[Stored entries]
[Start of section]
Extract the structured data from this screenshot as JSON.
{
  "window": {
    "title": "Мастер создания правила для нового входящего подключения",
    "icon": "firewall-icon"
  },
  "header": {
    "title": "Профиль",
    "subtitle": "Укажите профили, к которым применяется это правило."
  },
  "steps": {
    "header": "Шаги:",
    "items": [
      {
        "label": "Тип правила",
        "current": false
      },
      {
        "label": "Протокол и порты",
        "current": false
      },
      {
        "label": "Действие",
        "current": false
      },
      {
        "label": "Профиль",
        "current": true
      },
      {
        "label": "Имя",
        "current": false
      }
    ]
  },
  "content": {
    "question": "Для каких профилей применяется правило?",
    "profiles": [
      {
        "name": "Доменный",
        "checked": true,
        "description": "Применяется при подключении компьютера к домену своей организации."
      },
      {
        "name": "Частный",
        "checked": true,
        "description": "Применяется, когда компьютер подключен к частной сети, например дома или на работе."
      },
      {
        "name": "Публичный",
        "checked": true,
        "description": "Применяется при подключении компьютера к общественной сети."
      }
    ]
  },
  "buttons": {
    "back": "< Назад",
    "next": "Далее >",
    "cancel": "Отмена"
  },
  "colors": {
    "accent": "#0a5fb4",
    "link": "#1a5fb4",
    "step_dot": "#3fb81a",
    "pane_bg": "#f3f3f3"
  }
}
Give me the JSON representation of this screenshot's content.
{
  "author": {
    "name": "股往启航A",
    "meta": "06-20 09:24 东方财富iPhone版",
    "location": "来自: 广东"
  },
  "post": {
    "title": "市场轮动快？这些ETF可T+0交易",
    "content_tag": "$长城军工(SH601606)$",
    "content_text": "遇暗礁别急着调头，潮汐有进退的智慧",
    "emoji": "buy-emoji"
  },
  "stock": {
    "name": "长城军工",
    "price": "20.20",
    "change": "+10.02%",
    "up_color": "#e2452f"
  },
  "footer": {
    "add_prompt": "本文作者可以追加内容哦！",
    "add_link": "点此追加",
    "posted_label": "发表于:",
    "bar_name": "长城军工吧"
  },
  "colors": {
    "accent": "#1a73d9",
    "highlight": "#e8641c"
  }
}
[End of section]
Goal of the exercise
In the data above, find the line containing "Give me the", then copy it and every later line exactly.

Task answer
Give me the JSON representation of this screenshot's content.
{
  "author": {
    "name": "股往启航A",
    "meta": "06-20 09:24 东方财富iPhone版",
    "location": "来自: 广东"
  },
  "post": {
    "title": "市场轮动快？这些ETF可T+0交易",
    "content_tag": "$长城军工(SH601606)$",
    "content_text": "遇暗礁别急着调头，潮汐有进退的智慧",
    "emoji": "buy-emoji"
  },
  "stock": {
    "name": "长城军工",
    "price": "20.20",
    "change": "+10.02%",
    "up_color": "#e2452f"
  },
  "footer": {
    "add_prompt": "本文作者可以追加内容哦！",
    "add_link": "点此追加",
    "posted_label": "发表于:",
    "bar_name": "长城军工吧"
  },
  "colors": {
    "accent": "#1a73d9",
    "highlight": "#e8641c"
  }
}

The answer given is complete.